> To do
What is the number of lines in the entries that contain "JORGE"? Reply with that number only.

** Source records follows **

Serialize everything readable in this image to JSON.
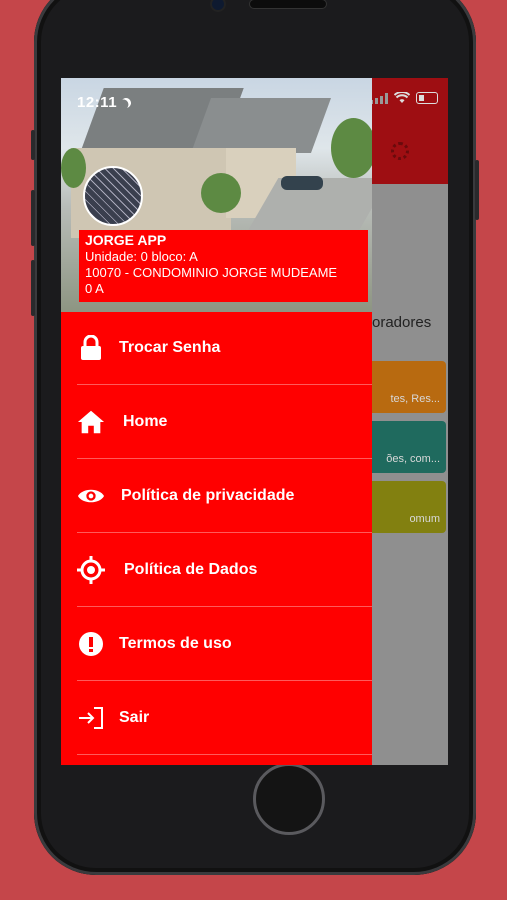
{
  "status_bar": {
    "time": "12:11"
  },
  "drawer": {
    "user": {
      "name": "JORGE APP",
      "unit_line": "Unidade: 0 bloco: A",
      "condo_line": "10070 - CONDOMINIO JORGE MUDEAME",
      "extra_line": "0 A"
    },
    "menu": [
      {
        "label": "Trocar Senha",
        "icon": "lock-icon"
      },
      {
        "label": "Home",
        "icon": "home-icon"
      },
      {
        "label": "Política de privacidade",
        "icon": "eye-icon"
      },
      {
        "label": "Política de Dados",
        "icon": "crosshair-icon"
      },
      {
        "label": "Termos de uso",
        "icon": "exclamation-circle-icon"
      },
      {
        "label": "Sair",
        "icon": "sign-out-icon"
      }
    ]
  },
  "background_app": {
    "section_title_fragment": "oradores",
    "cards": [
      {
        "text": "tes, Res...",
        "color": "#b86a10"
      },
      {
        "text": "ões, com...",
        "color": "#1f6a5e"
      },
      {
        "text": "omum",
        "color": "#828010"
      }
    ]
  },
  "colors": {
    "drawer": "#ff0000",
    "page_background": "#c5464a"
  }
}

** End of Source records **

> Output for this exercise
2